(Supplied information)
%%
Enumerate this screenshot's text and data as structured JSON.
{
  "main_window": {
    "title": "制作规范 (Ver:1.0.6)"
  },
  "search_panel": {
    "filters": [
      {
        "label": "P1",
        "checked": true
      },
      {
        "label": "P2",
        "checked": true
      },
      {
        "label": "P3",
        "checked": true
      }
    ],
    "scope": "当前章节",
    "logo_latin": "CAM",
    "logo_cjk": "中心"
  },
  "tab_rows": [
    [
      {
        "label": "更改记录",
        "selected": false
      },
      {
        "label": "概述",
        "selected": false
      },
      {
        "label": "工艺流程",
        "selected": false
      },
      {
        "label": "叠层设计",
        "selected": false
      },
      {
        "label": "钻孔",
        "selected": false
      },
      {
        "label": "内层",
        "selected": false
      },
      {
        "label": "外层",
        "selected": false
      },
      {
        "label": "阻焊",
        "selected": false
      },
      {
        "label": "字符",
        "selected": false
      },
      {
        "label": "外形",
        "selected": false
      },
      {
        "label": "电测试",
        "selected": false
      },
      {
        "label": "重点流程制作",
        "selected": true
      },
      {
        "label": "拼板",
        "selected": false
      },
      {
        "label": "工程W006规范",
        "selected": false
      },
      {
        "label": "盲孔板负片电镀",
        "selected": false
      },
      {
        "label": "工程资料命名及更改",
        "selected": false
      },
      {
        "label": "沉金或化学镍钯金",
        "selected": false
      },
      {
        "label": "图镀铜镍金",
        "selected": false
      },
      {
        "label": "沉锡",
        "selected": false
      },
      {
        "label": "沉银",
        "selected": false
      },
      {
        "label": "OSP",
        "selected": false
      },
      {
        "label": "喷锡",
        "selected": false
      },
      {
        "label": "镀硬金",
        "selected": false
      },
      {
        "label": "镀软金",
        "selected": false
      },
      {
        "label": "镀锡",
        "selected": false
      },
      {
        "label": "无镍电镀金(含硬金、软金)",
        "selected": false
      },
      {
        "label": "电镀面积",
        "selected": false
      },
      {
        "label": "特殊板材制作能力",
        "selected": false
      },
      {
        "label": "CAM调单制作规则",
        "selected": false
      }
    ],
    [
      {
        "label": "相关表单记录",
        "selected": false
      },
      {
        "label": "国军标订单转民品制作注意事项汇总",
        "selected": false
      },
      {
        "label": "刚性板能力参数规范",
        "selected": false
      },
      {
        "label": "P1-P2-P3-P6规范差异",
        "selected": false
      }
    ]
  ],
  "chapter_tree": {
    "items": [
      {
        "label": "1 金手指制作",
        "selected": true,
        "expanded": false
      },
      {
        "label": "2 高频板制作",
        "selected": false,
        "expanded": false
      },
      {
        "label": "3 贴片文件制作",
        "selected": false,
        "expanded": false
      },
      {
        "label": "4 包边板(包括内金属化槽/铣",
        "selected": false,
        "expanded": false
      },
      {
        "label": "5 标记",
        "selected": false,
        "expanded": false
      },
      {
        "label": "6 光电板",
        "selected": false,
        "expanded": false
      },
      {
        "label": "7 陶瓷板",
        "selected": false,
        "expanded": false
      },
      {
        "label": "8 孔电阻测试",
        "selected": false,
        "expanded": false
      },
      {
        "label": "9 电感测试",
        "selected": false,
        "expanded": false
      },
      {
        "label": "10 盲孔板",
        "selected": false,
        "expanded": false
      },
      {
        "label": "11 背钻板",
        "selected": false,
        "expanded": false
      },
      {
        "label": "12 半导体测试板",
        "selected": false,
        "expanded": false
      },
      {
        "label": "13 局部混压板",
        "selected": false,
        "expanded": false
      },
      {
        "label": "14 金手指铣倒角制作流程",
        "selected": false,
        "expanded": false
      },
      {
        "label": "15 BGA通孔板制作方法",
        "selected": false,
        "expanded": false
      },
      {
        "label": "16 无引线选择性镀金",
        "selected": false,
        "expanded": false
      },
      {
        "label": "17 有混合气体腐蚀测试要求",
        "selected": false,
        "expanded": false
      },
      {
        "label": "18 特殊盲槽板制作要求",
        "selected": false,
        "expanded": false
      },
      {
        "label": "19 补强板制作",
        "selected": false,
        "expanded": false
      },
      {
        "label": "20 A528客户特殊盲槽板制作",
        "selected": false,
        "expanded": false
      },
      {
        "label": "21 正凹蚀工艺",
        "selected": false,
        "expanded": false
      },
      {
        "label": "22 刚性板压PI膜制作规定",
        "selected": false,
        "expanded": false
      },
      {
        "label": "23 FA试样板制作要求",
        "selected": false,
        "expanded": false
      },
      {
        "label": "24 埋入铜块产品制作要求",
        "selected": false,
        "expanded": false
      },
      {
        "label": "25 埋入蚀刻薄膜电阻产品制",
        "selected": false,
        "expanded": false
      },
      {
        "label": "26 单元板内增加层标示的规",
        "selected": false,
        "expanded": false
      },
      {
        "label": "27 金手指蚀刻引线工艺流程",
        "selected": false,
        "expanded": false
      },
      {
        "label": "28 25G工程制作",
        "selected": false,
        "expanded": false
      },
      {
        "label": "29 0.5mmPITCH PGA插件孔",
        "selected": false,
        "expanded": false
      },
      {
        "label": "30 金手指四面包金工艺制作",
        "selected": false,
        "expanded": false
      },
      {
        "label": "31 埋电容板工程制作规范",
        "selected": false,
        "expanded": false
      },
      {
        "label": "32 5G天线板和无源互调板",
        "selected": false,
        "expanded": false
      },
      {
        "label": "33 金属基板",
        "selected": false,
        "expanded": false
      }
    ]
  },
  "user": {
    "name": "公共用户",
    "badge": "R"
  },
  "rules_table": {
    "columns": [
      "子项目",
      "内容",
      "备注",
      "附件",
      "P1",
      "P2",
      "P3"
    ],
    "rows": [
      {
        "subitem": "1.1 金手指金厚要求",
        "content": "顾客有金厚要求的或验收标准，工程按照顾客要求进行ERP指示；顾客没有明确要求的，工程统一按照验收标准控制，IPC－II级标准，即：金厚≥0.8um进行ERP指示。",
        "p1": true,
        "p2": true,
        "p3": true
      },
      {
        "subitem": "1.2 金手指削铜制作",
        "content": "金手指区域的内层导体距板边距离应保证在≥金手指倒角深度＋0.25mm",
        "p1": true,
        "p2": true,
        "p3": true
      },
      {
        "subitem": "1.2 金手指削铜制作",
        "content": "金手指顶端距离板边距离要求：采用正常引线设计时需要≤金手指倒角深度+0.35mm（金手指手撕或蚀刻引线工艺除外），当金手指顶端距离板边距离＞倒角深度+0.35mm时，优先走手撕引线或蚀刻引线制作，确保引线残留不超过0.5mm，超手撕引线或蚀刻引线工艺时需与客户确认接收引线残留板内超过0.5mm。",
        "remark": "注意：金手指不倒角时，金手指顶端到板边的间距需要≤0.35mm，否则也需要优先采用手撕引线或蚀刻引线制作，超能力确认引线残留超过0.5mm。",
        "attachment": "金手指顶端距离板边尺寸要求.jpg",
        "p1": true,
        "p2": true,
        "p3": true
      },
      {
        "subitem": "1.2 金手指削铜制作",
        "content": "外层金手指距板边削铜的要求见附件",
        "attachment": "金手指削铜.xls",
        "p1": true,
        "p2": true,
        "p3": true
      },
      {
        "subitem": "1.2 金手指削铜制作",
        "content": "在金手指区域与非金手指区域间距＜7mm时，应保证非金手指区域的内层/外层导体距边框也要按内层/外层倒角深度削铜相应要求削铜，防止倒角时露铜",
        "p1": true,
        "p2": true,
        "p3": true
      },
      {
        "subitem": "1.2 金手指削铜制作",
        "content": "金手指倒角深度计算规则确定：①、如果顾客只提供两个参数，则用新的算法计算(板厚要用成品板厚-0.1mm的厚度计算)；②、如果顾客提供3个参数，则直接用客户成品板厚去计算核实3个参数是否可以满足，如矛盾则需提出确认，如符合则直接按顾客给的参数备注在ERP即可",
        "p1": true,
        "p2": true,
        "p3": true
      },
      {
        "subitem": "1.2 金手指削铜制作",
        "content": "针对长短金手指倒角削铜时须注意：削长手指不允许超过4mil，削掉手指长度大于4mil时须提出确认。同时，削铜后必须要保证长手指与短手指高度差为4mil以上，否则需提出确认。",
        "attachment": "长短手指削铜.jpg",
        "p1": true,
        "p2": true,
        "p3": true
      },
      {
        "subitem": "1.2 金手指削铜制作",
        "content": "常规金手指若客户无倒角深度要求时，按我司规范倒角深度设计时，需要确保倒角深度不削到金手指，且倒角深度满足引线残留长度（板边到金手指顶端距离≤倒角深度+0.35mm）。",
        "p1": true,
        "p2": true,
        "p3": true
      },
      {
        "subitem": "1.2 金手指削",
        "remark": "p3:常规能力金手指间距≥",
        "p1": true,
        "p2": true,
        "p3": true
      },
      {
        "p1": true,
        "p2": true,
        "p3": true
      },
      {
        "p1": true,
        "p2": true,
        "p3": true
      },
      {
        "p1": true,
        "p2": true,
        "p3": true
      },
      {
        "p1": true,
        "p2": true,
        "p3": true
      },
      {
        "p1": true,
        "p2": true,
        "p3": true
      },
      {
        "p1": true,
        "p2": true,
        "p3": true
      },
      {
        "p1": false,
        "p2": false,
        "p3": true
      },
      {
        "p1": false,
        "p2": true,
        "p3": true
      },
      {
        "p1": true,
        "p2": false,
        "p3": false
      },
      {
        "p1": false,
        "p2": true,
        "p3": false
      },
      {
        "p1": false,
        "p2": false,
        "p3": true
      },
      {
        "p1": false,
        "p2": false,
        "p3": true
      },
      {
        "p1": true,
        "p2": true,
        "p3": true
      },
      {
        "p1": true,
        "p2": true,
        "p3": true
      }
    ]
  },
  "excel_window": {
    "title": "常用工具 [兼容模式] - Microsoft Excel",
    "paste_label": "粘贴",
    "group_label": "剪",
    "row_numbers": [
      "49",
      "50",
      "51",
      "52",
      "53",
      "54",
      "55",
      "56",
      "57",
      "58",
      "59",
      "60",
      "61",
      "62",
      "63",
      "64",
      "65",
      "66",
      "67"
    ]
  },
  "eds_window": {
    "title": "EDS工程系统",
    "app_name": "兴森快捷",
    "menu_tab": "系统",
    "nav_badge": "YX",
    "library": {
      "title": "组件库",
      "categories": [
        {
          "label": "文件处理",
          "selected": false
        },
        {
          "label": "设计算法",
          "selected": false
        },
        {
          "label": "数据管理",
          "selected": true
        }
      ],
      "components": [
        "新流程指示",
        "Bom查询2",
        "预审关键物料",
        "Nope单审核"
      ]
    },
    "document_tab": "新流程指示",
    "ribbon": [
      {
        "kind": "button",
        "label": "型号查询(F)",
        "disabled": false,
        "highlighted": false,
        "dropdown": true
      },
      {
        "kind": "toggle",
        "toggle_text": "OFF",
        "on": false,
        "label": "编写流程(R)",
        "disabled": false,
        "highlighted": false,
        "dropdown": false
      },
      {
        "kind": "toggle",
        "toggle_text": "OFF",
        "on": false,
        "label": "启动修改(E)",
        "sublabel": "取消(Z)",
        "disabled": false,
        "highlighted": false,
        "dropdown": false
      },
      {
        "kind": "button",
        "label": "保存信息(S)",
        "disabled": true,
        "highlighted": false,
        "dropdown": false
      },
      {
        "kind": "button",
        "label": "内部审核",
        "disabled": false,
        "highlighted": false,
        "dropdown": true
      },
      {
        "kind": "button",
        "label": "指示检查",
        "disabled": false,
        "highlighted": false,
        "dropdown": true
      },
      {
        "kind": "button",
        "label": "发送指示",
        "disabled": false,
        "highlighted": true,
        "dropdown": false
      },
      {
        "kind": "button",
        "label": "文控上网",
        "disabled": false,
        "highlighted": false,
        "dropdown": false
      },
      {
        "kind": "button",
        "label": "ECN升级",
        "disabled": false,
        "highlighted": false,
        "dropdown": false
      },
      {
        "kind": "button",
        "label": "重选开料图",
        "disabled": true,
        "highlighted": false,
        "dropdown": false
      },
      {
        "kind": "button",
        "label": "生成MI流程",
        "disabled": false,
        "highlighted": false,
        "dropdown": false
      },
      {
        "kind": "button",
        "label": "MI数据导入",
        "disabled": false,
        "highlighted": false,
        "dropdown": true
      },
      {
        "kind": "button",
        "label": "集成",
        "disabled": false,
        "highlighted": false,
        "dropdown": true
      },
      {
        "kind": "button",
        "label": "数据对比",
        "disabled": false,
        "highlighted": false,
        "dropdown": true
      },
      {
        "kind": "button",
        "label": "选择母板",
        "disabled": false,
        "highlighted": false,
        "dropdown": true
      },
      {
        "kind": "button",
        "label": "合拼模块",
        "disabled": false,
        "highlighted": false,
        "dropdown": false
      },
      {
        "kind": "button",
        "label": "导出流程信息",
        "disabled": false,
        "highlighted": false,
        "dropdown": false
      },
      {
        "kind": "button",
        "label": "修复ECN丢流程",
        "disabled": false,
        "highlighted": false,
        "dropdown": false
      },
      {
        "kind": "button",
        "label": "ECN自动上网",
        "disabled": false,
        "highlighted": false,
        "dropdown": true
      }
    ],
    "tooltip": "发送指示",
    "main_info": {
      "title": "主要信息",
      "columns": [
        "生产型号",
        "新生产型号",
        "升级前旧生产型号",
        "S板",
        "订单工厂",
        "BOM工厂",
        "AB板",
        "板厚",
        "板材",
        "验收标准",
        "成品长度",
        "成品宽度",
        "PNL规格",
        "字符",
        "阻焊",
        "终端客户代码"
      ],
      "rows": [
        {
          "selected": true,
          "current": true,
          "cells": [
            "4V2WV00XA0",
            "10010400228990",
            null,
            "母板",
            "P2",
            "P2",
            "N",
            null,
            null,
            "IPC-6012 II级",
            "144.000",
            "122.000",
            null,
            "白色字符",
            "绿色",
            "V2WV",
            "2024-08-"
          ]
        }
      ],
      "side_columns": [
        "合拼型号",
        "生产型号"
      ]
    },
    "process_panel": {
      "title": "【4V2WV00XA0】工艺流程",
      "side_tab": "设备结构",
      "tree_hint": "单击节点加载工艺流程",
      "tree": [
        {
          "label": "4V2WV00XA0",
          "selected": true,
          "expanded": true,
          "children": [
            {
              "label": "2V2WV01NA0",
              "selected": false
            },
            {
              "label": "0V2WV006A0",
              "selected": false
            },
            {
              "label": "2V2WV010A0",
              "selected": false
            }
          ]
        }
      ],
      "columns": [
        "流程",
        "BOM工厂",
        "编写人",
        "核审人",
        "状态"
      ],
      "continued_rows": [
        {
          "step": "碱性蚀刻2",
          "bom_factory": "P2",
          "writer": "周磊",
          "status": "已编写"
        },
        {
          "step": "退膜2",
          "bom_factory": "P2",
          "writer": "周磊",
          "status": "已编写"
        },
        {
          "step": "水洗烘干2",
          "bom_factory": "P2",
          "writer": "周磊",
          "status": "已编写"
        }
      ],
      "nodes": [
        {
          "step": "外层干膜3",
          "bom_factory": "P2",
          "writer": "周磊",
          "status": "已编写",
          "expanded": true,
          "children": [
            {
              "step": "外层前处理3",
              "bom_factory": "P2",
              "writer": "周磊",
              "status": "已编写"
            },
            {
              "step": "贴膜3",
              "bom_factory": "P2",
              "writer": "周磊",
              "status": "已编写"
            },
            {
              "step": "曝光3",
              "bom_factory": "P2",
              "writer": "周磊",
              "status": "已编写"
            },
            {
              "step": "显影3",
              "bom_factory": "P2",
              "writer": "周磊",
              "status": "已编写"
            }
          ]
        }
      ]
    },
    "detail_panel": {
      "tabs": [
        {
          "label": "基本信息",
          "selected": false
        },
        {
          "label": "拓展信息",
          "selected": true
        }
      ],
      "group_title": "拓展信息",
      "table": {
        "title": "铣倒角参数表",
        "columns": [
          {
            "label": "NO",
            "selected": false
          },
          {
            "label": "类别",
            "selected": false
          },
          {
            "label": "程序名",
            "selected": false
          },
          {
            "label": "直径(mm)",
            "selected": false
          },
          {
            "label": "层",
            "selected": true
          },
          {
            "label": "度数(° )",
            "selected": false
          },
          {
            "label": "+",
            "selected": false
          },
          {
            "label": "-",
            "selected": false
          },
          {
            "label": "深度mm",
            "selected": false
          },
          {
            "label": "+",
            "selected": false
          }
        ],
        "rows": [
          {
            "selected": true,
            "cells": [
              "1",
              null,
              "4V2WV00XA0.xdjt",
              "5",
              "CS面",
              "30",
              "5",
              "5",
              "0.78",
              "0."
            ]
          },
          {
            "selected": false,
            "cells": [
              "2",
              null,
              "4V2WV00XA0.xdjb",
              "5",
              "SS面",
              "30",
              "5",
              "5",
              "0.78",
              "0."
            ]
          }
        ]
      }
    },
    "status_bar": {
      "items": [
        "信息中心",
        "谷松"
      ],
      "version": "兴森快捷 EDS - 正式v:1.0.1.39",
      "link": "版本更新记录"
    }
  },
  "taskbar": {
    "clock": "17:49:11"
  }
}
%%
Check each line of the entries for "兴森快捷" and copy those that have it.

(Response area)
    "app_name": "兴森快捷",
      "version": "兴森快捷 EDS - 正式v:1.0.1.39",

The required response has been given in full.